“Doubt is not a pleasant condition, but certainty is absurd.” –Voltaire This post asks, from a forensic standpoint, just how sure are you, Mr. Prosecutor, about your evidence to support that drunk driving charge?
Reaching the Legal Limit
Imagine you are pulled over on suspicion of drunk driving. The officer at the scene administers a preliminary breath test which registers a breath sample containing alcohol in an amount high enough for the officer to arrest you and take you to the station for a Datamaster Breathalyzer Test or, if you refuse, a blood test.
Blood Alcohol Testing
If the results of the chemical breath or blood test show the concentration of blood alcohol exceeds the legal limit, then the prosecutor uses the as evidence of your illegal blood alcohol. If convicted you risk incarceration. Not only is your license suspended with 6-points added to your driving record, the assessment of fines, costs, and fees can reach the thousands.
It looks like the prosecution has the goods on you. Immediately, you are treated like a criminal.
On the other hand, some evidence -based on flawed or misapplied scientific principles- is inadmissible in court. Assume the chemical test results say you were “over the legal limit”. What if the test failed to properly consider was the “uncertainty” inherent in the measurement process?
Forensic uncertainty is a scientific principle that holds that no scientific measurement can be 100% accurate, 100% of the time. In the case of the Breathalyzer, unexplained false positives mar the accuracy rate of the machine; lawyers have literally taken the Datamaster apart in trials, highlighting its every flaw. Failing to properly account for this uncertainty opens the test results to effective cross-examination in drunk driving cases.
For years, judges and prosecutors ignored this inconvenient scientific principle while exercising complete reliance on the test results touting 100% accuracy. Recently, those sands have shifted. Today, scientifically acceptable chemical testing for must contain some “uncertainty budget” to account for potential inaccuracy of the result.
Judges and defense lawyers now are better informed about the uncertainties of breath and blood test results. Courts have challenged the Michigan State Police Crime Laboratory on their testing techniques and the reliability of those results.
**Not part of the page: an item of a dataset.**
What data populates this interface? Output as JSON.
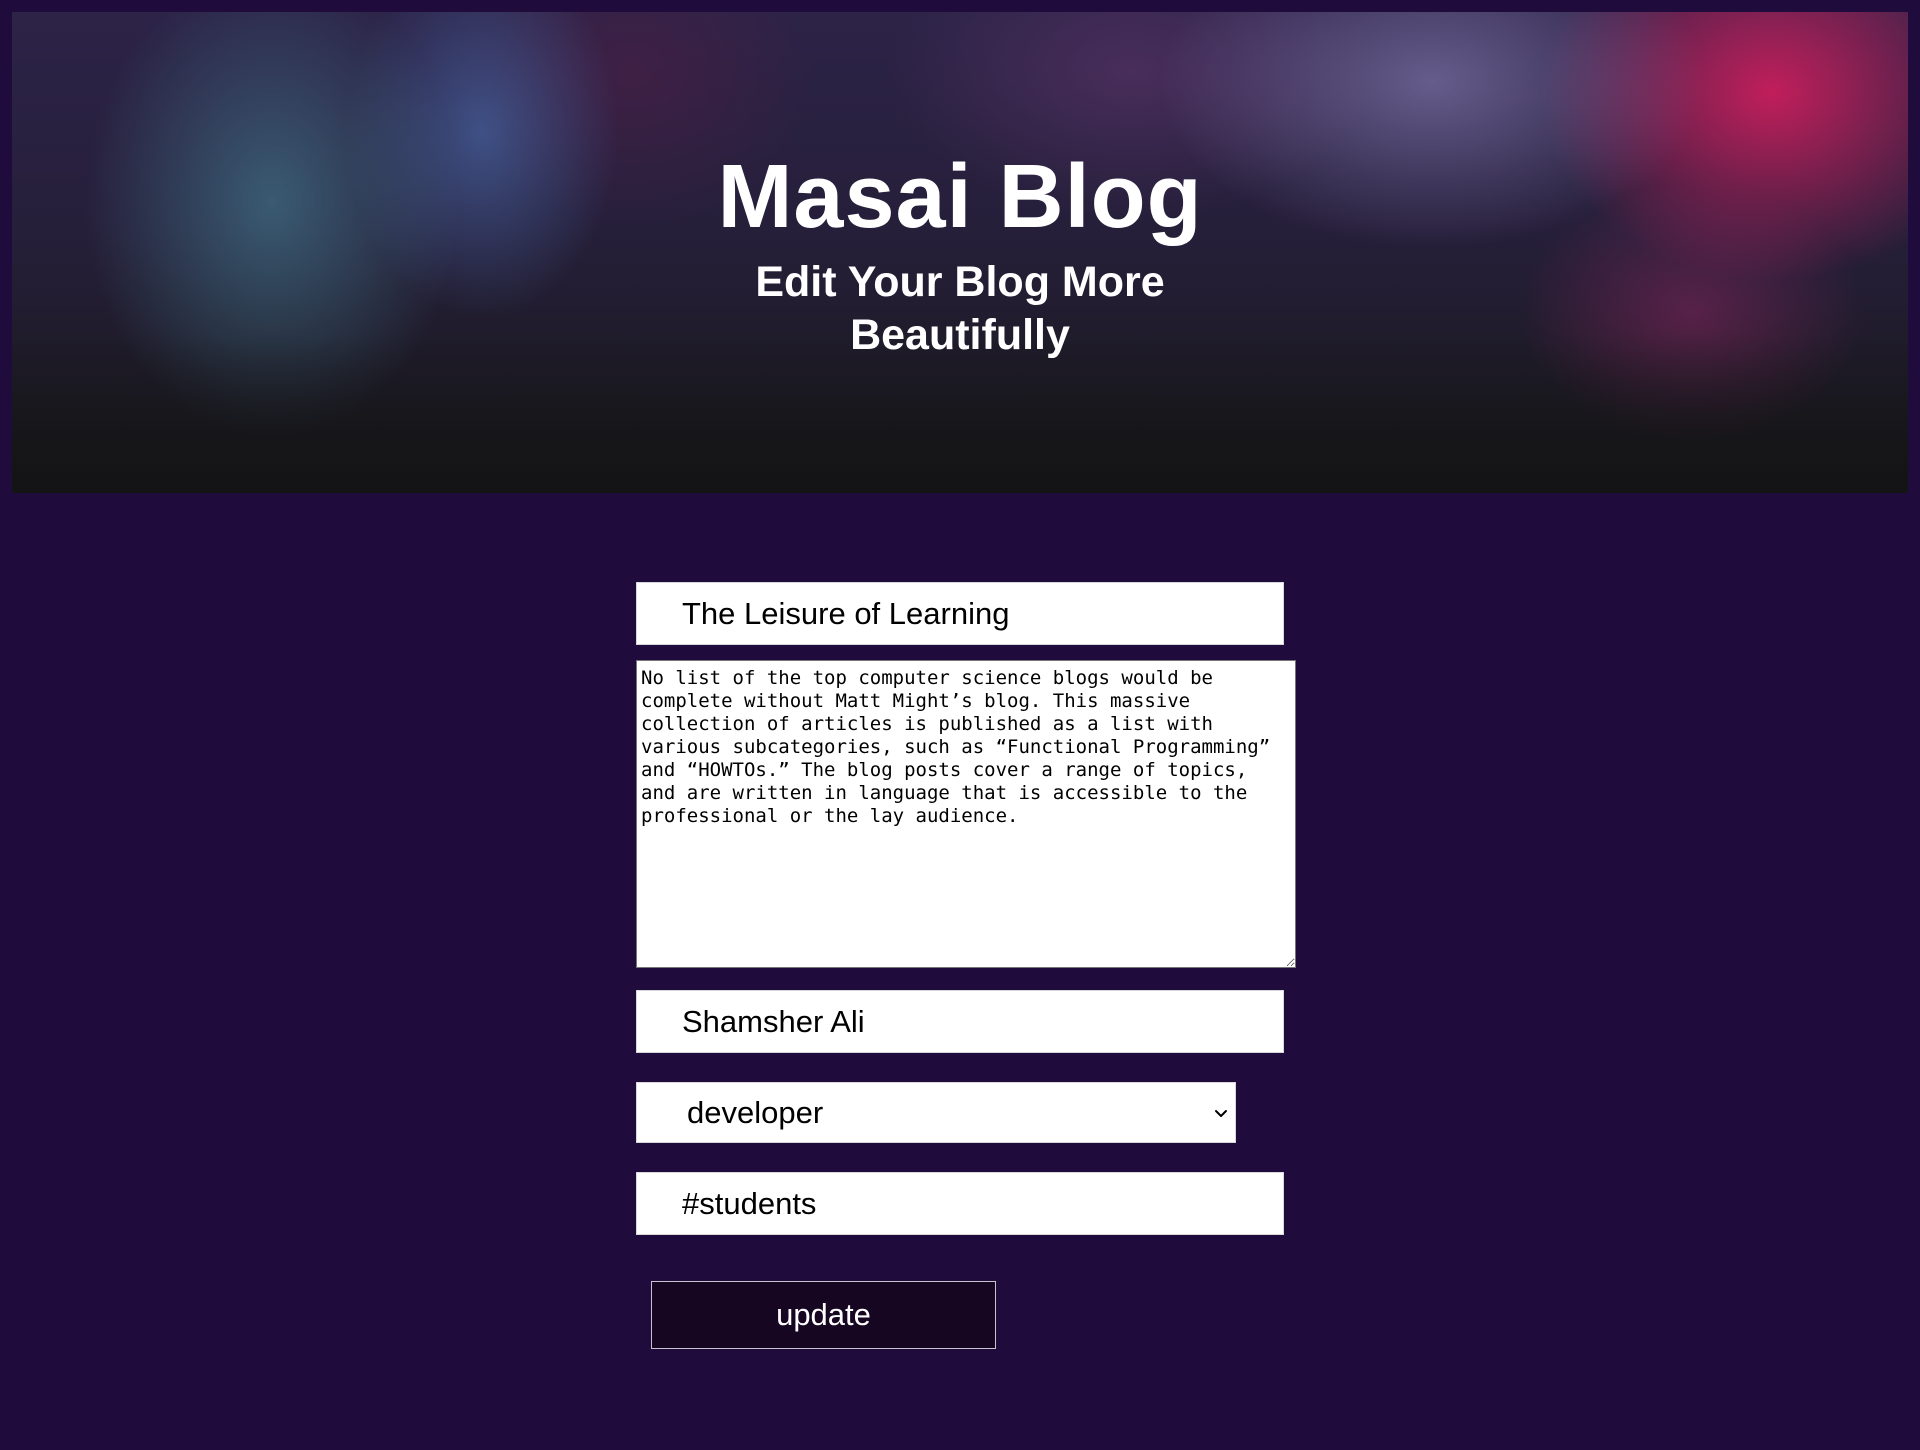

For years, the lab touted idea that their results were 100% reliable; a scientific impossibility.
Further, the crime lab asserts that any uncertainty budget would be artificial. Recently, a judge in Mason County, threw out the prosecution’s blood alcohol test as too unreliable and thus inadmissible. The expert witness’s reliance on so-called “perfect” testing procedures and results formed the basis of the judge’s ruling to preclude the evidence.
Recent Example of Incorrect Analysis in State Crime Lab
This summer, the MSP reported incorrect analysis in over 4000 blood alcohol tests. The MSP informed state prosecutors that the thousands of suspect tests utilized an “incorrect calibration model” over a 4-month period. [Although this flaw does not involve the datamaster devices, the MSP’s forensic science division, the same division responsible for calibrating datamasters, announced the botched tests.]
While some of the flawed test results withstood scrutiny, more than half did not. This brings into question any drunk driving or illegal substance conviction resulting from one of the thousands of flawed blood test results.
The Criminal Defense Bar Responds
Responsible defense attorneys are knowledgeable about forensic uncertainty. As a result, the MSP has altered their results to include an uncertainty budget in breath and blood tests. However, many questions remain about the uncertainty budget calculation.
Criminal defense lawyers have been calling for an independent investigation of the MSP’s crime lab. First, any such investigation should focus on datamaster maintenance and calibration. Second, an investigation must examine the blood sample collection process. Third, the investigation should examine how those samples are used to obtain drunk driving convictions.
The recent admissions from the MSP crime lab’s forensic unit is more evidence supporting a long-held theory among criminal defense lawyers: the lab used flawed processes. Some convicted defendants are appealing.
The Uncertainty Budget
The MSP released data showing breath testing for uncertainty on only a handful of Datamaster machines. None of those machines have been in use in the field.
The uncertainty budgets ignored differing biological factors among individuals. Scientists believe such differences make-up more than 70% of an overall uncertainty budget.
The crime lab’s uncertainty budget fails to consider nearly three-quarters of the weighted factors that could contribute to an inaccurate result. This implies that the MSP is looking to appease the judges who challenged their supposedly infallible results.
Finally, time is of the essence in all criminal prosecutions; before and after conviction. Consequently, if charged with drunk driving, contact our law firm for a free consultation to discuss your options.